The records:

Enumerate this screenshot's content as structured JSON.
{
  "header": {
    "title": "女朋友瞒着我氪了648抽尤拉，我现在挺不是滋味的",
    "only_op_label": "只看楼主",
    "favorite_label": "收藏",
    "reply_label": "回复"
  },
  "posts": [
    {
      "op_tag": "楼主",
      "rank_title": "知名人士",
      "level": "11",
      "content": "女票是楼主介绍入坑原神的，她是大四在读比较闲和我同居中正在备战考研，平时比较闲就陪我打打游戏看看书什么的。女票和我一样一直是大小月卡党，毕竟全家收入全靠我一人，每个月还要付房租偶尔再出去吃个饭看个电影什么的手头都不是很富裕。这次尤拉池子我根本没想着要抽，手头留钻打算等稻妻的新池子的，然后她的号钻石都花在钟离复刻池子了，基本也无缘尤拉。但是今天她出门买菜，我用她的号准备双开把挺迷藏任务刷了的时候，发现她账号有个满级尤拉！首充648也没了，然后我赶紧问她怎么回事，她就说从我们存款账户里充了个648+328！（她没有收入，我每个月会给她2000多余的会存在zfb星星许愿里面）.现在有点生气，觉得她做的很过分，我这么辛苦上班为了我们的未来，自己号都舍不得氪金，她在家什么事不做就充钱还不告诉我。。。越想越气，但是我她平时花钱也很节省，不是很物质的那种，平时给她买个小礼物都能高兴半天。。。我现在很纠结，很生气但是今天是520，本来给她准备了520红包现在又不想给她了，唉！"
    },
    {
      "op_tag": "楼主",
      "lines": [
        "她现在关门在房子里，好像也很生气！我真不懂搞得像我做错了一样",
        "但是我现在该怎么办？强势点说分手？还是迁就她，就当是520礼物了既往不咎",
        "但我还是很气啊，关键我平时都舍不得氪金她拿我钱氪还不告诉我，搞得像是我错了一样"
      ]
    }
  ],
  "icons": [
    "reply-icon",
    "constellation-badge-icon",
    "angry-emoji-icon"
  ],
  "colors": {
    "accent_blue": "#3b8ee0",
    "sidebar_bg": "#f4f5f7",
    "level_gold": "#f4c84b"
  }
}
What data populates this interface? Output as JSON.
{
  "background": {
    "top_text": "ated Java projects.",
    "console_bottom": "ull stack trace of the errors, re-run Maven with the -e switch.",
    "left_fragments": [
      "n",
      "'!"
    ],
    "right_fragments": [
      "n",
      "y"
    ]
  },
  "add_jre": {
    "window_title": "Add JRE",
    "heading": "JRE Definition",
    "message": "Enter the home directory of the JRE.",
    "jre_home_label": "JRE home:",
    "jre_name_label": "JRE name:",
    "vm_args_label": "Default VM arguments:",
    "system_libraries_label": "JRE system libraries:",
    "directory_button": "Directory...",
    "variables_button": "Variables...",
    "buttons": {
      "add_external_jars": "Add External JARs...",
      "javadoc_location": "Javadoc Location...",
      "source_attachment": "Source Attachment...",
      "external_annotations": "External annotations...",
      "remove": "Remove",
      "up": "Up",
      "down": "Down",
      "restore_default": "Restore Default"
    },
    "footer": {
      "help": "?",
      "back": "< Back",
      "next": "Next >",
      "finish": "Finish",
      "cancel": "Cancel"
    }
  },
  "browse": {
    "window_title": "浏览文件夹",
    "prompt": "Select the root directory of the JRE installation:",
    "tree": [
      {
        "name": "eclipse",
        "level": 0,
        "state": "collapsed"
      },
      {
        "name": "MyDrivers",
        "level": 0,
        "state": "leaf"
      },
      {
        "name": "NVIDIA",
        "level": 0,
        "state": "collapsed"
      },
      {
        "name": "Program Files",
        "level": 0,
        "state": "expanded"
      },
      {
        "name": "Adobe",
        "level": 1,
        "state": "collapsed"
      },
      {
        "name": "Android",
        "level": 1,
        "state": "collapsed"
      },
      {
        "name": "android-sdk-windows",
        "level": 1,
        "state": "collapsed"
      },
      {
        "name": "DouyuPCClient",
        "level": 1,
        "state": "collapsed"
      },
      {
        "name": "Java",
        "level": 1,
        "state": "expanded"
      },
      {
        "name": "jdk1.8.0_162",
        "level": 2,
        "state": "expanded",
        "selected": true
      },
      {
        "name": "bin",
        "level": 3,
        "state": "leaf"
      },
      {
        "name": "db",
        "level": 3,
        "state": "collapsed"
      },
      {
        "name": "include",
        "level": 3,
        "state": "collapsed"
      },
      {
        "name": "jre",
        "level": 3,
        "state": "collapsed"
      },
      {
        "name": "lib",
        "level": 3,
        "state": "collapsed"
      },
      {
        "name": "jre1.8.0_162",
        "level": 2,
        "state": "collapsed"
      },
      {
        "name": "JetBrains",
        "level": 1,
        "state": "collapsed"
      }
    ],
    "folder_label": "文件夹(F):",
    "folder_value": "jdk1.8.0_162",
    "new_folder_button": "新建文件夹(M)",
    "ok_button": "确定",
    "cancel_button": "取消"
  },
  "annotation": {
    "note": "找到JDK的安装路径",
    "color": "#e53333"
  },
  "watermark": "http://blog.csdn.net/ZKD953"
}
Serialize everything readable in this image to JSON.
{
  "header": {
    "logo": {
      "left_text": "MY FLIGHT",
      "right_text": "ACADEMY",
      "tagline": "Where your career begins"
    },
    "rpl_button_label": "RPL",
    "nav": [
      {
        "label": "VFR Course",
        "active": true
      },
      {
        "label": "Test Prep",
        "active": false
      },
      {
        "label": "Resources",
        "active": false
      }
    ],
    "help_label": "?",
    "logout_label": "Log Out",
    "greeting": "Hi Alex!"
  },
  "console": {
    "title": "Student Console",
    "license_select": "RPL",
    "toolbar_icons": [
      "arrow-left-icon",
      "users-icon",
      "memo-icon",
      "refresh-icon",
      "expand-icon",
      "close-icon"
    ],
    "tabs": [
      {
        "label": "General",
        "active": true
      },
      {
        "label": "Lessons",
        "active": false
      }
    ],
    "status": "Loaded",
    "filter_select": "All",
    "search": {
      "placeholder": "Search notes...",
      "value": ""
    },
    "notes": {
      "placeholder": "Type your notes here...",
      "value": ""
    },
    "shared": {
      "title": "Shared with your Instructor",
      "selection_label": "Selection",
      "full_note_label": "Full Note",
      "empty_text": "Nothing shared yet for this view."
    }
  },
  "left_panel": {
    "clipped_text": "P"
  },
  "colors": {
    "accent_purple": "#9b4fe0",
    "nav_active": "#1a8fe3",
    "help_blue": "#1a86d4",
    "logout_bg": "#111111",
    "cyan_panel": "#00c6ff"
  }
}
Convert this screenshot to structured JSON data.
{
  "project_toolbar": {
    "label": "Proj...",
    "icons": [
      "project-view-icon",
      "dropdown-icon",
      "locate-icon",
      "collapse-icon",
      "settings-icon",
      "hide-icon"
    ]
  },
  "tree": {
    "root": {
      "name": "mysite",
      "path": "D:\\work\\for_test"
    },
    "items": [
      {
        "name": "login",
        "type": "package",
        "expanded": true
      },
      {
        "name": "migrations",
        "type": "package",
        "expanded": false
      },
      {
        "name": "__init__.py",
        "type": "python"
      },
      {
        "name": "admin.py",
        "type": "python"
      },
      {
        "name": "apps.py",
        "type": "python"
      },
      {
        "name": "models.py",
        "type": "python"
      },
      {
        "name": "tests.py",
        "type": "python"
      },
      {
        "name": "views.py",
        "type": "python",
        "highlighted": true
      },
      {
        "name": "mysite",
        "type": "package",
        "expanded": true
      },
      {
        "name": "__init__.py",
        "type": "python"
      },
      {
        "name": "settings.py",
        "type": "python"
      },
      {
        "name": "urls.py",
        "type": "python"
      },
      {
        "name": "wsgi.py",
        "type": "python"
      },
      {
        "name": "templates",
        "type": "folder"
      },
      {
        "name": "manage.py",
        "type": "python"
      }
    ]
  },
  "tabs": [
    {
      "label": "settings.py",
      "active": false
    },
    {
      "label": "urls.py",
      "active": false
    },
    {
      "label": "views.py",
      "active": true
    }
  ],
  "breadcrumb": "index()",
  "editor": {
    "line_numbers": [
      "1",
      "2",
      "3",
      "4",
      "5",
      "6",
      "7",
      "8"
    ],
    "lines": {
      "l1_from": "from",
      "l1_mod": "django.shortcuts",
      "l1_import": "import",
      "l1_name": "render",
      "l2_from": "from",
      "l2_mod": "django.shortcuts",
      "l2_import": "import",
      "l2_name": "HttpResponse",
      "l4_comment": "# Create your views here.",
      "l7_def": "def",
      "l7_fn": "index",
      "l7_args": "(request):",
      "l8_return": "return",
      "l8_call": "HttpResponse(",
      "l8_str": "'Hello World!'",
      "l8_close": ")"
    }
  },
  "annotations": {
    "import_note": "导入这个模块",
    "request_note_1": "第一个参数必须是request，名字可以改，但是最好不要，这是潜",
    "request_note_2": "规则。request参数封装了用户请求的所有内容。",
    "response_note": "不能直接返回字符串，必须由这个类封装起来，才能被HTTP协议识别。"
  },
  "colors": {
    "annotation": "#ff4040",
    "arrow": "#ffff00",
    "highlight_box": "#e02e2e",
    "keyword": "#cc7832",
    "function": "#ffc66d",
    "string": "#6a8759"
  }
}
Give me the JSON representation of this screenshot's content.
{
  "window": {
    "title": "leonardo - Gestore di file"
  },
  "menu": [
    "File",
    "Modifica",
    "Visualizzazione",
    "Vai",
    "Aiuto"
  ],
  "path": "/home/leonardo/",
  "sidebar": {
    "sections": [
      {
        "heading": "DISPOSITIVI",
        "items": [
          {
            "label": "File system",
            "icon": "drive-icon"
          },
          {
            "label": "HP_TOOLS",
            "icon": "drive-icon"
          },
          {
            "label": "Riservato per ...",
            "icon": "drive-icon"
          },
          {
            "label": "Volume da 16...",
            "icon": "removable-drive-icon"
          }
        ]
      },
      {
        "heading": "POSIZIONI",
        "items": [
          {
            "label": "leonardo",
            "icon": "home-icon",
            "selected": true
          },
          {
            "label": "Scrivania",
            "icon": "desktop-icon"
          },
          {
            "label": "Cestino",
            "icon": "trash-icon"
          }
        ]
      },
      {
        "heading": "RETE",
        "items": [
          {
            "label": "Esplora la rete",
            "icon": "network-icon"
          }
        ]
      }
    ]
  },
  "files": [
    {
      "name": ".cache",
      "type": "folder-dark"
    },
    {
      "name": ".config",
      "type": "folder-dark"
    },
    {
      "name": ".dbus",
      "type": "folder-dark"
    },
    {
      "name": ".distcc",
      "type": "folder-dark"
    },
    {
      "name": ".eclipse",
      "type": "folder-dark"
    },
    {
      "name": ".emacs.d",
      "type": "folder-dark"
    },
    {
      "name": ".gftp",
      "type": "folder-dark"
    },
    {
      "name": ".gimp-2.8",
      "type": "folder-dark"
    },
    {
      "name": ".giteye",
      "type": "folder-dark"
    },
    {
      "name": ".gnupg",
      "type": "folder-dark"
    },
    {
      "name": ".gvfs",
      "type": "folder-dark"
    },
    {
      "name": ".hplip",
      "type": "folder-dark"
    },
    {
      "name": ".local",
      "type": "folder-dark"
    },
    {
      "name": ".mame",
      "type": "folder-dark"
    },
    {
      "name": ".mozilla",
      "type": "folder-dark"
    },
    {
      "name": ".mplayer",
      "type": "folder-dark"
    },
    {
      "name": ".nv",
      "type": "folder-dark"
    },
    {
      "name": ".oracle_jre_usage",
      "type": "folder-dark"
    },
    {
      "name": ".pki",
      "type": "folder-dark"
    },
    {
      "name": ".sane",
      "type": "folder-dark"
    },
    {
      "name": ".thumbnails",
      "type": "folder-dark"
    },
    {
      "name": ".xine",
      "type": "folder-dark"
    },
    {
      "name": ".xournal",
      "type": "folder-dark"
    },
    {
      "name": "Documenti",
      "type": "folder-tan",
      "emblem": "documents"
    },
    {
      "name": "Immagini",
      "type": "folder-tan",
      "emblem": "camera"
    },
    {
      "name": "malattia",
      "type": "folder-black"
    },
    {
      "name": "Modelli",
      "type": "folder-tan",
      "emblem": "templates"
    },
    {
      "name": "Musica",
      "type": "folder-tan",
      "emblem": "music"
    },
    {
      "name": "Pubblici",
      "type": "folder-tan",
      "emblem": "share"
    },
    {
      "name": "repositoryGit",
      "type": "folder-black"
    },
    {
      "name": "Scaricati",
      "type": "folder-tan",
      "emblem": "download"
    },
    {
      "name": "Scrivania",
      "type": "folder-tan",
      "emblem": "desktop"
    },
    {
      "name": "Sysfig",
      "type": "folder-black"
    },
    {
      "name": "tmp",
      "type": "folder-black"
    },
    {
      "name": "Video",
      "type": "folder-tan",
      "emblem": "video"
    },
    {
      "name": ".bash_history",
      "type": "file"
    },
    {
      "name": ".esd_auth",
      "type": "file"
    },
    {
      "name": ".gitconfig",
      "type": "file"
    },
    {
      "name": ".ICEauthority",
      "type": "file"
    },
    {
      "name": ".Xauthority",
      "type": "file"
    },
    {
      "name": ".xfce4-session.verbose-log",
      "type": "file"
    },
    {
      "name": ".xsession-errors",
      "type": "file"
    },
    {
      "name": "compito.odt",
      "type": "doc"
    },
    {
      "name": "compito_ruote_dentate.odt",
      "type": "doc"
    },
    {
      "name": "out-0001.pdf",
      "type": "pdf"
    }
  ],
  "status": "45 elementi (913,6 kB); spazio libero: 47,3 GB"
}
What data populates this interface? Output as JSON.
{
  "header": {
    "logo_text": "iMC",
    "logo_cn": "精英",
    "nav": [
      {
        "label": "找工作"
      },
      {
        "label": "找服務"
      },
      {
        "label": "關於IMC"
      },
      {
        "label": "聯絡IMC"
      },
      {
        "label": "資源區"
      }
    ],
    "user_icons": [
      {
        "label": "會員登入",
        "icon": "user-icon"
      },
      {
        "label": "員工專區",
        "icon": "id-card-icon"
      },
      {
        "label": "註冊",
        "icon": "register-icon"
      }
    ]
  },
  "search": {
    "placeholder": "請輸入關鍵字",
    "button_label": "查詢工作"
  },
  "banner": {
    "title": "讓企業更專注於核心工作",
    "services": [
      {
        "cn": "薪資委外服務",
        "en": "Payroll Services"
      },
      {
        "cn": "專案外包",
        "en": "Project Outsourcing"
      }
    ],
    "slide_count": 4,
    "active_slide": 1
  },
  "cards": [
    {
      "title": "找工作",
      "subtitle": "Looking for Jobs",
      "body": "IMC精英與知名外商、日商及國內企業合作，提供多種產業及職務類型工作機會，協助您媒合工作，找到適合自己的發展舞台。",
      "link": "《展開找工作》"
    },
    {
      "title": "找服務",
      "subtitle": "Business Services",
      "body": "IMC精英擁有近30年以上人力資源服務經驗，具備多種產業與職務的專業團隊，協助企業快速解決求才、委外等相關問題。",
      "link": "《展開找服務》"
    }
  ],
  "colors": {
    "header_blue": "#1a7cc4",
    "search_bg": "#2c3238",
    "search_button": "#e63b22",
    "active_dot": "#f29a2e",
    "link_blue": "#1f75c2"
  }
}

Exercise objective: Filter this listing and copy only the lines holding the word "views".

Finished task:
        "name": "views.py",
      "label": "views.py",
      "l4_comment": "# Create your views here.",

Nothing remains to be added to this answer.